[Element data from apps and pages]
---------------

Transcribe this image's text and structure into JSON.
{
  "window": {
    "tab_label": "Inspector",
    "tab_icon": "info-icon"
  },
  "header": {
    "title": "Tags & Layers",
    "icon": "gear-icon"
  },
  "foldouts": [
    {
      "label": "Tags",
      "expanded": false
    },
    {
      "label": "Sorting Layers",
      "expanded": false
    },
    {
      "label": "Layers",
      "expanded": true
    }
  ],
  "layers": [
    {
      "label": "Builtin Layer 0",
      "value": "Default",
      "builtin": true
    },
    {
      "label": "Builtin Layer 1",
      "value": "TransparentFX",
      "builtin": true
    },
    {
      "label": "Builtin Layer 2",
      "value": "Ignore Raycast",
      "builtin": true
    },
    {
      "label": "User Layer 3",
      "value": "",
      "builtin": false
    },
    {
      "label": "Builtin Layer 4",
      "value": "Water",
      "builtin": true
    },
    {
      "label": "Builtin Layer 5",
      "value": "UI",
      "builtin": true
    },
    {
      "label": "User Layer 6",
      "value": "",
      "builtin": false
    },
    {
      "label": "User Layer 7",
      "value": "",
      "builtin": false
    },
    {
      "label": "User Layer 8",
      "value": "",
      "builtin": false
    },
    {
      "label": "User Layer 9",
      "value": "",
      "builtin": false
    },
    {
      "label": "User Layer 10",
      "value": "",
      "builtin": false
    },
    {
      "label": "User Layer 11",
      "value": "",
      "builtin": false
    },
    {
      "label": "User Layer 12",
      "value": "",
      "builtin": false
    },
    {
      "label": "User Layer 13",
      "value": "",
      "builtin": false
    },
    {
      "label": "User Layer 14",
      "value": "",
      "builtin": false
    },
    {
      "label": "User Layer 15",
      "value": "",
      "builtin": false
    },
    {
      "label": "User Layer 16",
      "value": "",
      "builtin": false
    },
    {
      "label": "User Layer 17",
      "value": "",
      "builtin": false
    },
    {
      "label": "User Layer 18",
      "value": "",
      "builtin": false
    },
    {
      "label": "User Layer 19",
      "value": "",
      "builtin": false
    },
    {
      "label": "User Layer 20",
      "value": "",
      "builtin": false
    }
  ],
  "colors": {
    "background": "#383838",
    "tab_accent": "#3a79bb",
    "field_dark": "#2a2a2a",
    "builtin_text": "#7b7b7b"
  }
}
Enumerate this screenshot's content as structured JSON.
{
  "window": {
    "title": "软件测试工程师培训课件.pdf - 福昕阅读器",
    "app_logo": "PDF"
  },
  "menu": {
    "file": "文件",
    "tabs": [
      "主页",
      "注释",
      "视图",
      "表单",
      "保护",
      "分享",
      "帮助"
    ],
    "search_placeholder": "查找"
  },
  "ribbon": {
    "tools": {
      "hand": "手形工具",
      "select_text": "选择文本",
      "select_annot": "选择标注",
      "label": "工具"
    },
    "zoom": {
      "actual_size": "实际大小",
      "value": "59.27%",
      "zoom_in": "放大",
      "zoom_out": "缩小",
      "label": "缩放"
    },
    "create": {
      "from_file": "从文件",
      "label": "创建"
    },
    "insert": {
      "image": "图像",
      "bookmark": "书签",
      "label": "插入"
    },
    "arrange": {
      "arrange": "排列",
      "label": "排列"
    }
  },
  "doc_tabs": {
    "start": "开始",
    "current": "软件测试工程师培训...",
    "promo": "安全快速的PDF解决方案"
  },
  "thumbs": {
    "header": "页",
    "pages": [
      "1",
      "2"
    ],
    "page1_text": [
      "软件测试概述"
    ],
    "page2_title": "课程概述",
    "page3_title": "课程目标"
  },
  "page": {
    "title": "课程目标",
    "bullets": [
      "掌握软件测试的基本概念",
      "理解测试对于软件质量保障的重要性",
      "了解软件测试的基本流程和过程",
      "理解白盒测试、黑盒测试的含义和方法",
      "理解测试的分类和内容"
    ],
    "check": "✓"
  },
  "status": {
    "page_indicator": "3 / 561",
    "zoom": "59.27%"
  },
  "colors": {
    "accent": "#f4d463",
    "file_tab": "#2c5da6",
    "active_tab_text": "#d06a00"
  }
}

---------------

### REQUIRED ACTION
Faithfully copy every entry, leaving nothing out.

### SOLUTION FOR THIS PROBLEM
Transcribe this image's text and structure into JSON.
{
  "window": {
    "tab_label": "Inspector",
    "tab_icon": "info-icon"
  },
  "header": {
    "title": "Tags & Layers",
    "icon": "gear-icon"
  },
  "foldouts": [
    {
      "label": "Tags",
      "expanded": false
    },
    {
      "label": "Sorting Layers",
      "expanded": false
    },
    {
      "label": "Layers",
      "expanded": true
    }
  ],
  "layers": [
    {
      "label": "Builtin Layer 0",
      "value": "Default",
      "builtin": true
    },
    {
      "label": "Builtin Layer 1",
      "value": "TransparentFX",
      "builtin": true
    },
    {
      "label": "Builtin Layer 2",
      "value": "Ignore Raycast",
      "builtin": true
    },
    {
      "label": "User Layer 3",
      "value": "",
      "builtin": false
    },
    {
      "label": "Builtin Layer 4",
      "value": "Water",
      "builtin": true
    },
    {
      "label": "Builtin Layer 5",
      "value": "UI",
      "builtin": true
    },
    {
      "label": "User Layer 6",
      "value": "",
      "builtin": false
    },
    {
      "label": "User Layer 7",
      "value": "",
      "builtin": false
    },
    {
      "label": "User Layer 8",
      "value": "",
      "builtin": false
    },
    {
      "label": "User Layer 9",
      "value": "",
      "builtin": false
    },
    {
      "label": "User Layer 10",
      "value": "",
      "builtin": false
    },
    {
      "label": "User Layer 11",
      "value": "",
      "builtin": false
    },
    {
      "label": "User Layer 12",
      "value": "",
      "builtin": false
    },
    {
      "label": "User Layer 13",
      "value": "",
      "builtin": false
    },
    {
      "label": "User Layer 14",
      "value": "",
      "builtin": false
    },
    {
      "label": "User Layer 15",
      "value": "",
      "builtin": false
    },
    {
      "label": "User Layer 16",
      "value": "",
      "builtin": false
    },
    {
      "label": "User Layer 17",
      "value": "",
      "builtin": false
    },
    {
      "label": "User Layer 18",
      "value": "",
      "builtin": false
    },
    {
      "label": "User Layer 19",
      "value": "",
      "builtin": false
    },
    {
      "label": "User Layer 20",
      "value": "",
      "builtin": false
    }
  ],
  "colors": {
    "background": "#383838",
    "tab_accent": "#3a79bb",
    "field_dark": "#2a2a2a",
    "builtin_text": "#7b7b7b"
  }
}
Enumerate this screenshot's content as structured JSON.
{
  "window": {
    "title": "软件测试工程师培训课件.pdf - 福昕阅读器",
    "app_logo": "PDF"
  },
  "menu": {
    "file": "文件",
    "tabs": [
      "主页",
      "注释",
      "视图",
      "表单",
      "保护",
      "分享",
      "帮助"
    ],
    "search_placeholder": "查找"
  },
  "ribbon": {
    "tools": {
      "hand": "手形工具",
      "select_text": "选择文本",
      "select_annot": "选择标注",
      "label": "工具"
    },
    "zoom": {
      "actual_size": "实际大小",
      "value": "59.27%",
      "zoom_in": "放大",
      "zoom_out": "缩小",
      "label": "缩放"
    },
    "create": {
      "from_file": "从文件",
      "label": "创建"
    },
    "insert": {
      "image": "图像",
      "bookmark": "书签",
      "label": "插入"
    },
    "arrange": {
      "arrange": "排列",
      "label": "排列"
    }
  },
  "doc_tabs": {
    "start": "开始",
    "current": "软件测试工程师培训...",
    "promo": "安全快速的PDF解决方案"
  },
  "thumbs": {
    "header": "页",
    "pages": [
      "1",
      "2"
    ],
    "page1_text": [
      "软件测试概述"
    ],
    "page2_title": "课程概述",
    "page3_title": "课程目标"
  },
  "page": {
    "title": "课程目标",
    "bullets": [
      "掌握软件测试的基本概念",
      "理解测试对于软件质量保障的重要性",
      "了解软件测试的基本流程和过程",
      "理解白盒测试、黑盒测试的含义和方法",
      "理解测试的分类和内容"
    ],
    "check": "✓"
  },
  "status": {
    "page_indicator": "3 / 561",
    "zoom": "59.27%"
  },
  "colors": {
    "accent": "#f4d463",
    "file_tab": "#2c5da6",
    "active_tab_text": "#d06a00"
  }
}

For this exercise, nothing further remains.